Kate Smith was not around for the Flyers' last trip to the Final in 1997 (she passed away in 1986), but she was front and center for their last Cup win in 1975, singing "God Bless America."
The Hawks' Allen organ, a replica of the Barton Organ from the old Chicago Stadium, will rock the United Center with the "Star Spangled Banner" for Chicago's first action in the Final since 1992. The Hawks haven't sipped bubbly from Stanley since 1961.
Dan Pollard brings a wealth of sports knowledge and passion to his role as host of NHL Network's signature show, NHL On The Fly. The Toronto native joined NHL Network in October 2002. Away from work, Pollard contributes much of his time to coaching in the Canadian minor hockey system.
In this week's column, while the 2010 Stanley Cup Final isn't an Original Six matchup, it's probably the next best thing.

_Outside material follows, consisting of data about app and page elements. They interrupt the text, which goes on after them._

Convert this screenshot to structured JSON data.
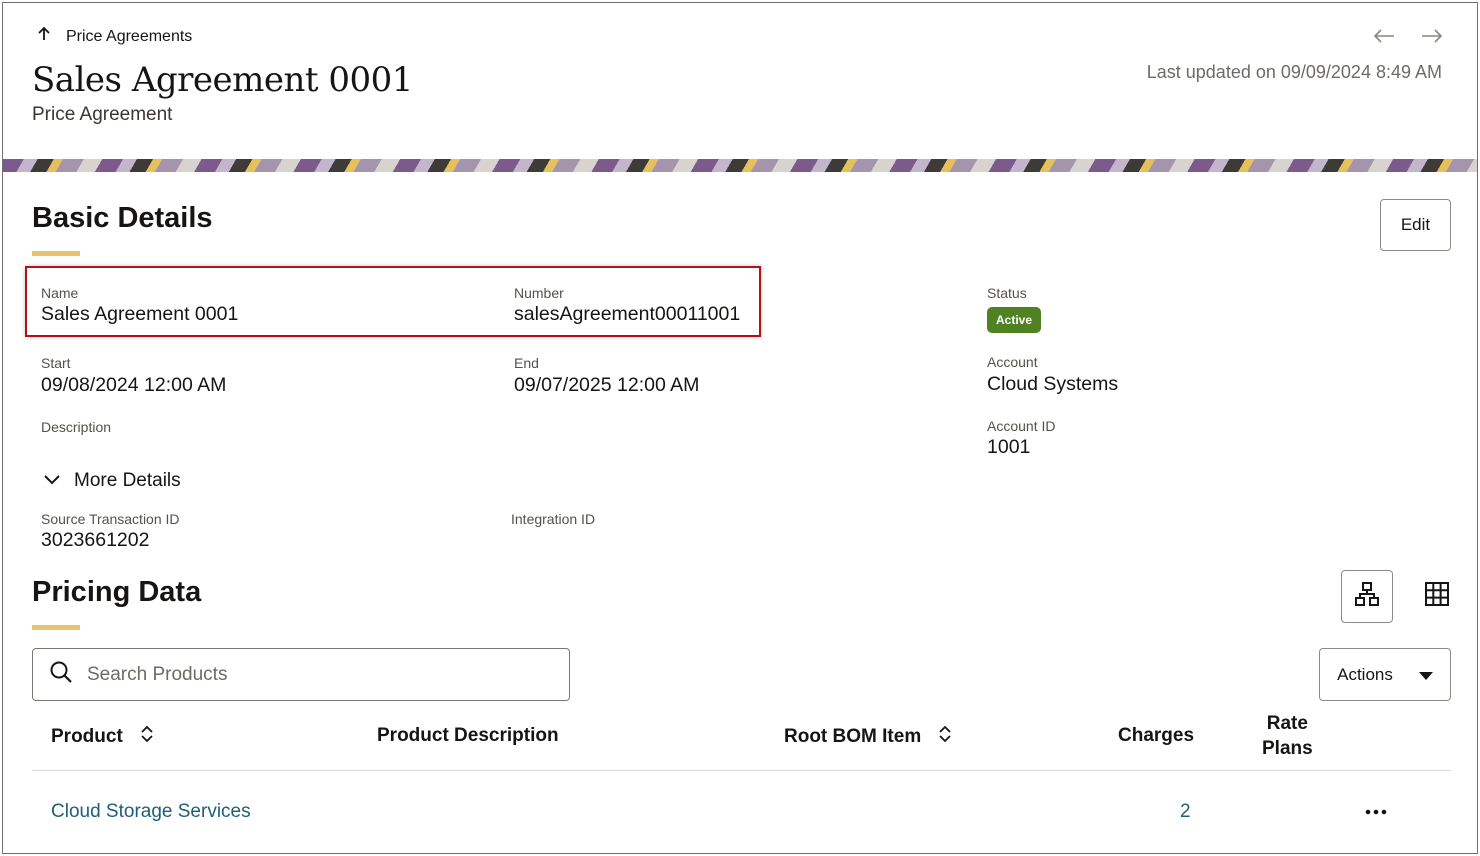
{
  "header": {
    "back_label": "Price Agreements",
    "title": "Sales Agreement 0001",
    "subtitle": "Price Agreement",
    "last_updated": "Last updated on 09/09/2024 8:49 AM"
  },
  "basic_details": {
    "title": "Basic Details",
    "edit_label": "Edit",
    "fields": {
      "name_label": "Name",
      "name_value": "Sales Agreement 0001",
      "number_label": "Number",
      "number_value": "salesAgreement00011001",
      "status_label": "Status",
      "status_value": "Active",
      "start_label": "Start",
      "start_value": "09/08/2024 12:00 AM",
      "end_label": "End",
      "end_value": "09/07/2025 12:00 AM",
      "account_label": "Account",
      "account_value": "Cloud Systems",
      "description_label": "Description",
      "account_id_label": "Account ID",
      "account_id_value": "1001"
    },
    "more_details_label": "More Details",
    "more_fields": {
      "source_tx_label": "Source Transaction ID",
      "source_tx_value": "3023661202",
      "integration_label": "Integration ID"
    }
  },
  "pricing_data": {
    "title": "Pricing Data",
    "search_placeholder": "Search Products",
    "actions_label": "Actions",
    "columns": {
      "product": "Product",
      "description": "Product Description",
      "root_bom": "Root BOM Item",
      "charges": "Charges",
      "rate_plans_line1": "Rate",
      "rate_plans_line2": "Plans"
    },
    "rows": [
      {
        "product": "Cloud Storage Services",
        "description": "",
        "root_bom": "",
        "charges": "2"
      }
    ]
  },
  "colors": {
    "accent_bar": "#e8c36b",
    "status_active": "#508223",
    "link": "#1f5e7a",
    "highlight": "#b4121b"
  },
  "icons": {
    "back": "arrow-up-icon",
    "prev": "arrow-left-icon",
    "next": "arrow-right-icon",
    "expand": "chevron-down-icon",
    "hierarchy_view": "hierarchy-icon",
    "table_view": "grid-icon",
    "search": "search-icon",
    "actions_caret": "caret-down-icon",
    "sort": "sort-icon",
    "row_menu": "more-horizontal-icon"
  }
}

Actually they didn't even sip bubbly the night they won. Owner Jim Norris said he didn't order any champagne because he was afraid of jinxing the boys when they went on to beat Detroit. I'm sure it had nothing to do with cost.
It was nothing but soda in the dressing room for defenseman Pierre Pilote and his teammates. Pilote notched 12 assists and shared the overall scoring lead with Gordie Howe with 15 points in '61.
The 1961 Hawks gained confidence by taking down the five-time defending Cup champs from Montreal in the semifinals. The 2010 version took out the Presidents' Trophy-winning San Jose Sharks. In that series Chicago made a subtle, yet crucial, transition from being simply a cocky team to a confident one.
What's the difference?
Well it's been said that "It's better to have character than to be one."
Cocky teams don't always win -- even ones with talent and depth. A cocky team plays with a sense of entitlement that can leave it short and forced to scramble when it comes time to perform. Cocky teams can dig themselves some deep holes.
A confident team, on the other hand, is quieter and rides out the tough times without panic. Mix that with talent and depth and you've got a great chance to be a winner.
Blackhawks vs. Flyers (Len Redkoles/NHLI)
A bold, cheeky brashness in Chicago has slowly been replaced by a quiet self-assurance this postseason. A cocky Hawks team lost Nashville and Vancouver to open their first two playoff series. A confident Hawks team battled back to beat San Jose in Game 1 of the third round on the way to a four-game sweep. There was a quiet resolve in the voices of the Hawks following the victory as they looked forward to the Final.
It isn't just about avoiding bulletin-board material for the opposition. It's an attitude that carries the day in the dressing room and on the bench. It's a sense that it's OK to believe in yourself but take nothing for granted and let your talent and hard work do the talking.
I'm sure owner Rocky Wirtz won't forget to order the champagne if the Hawks win in 2010.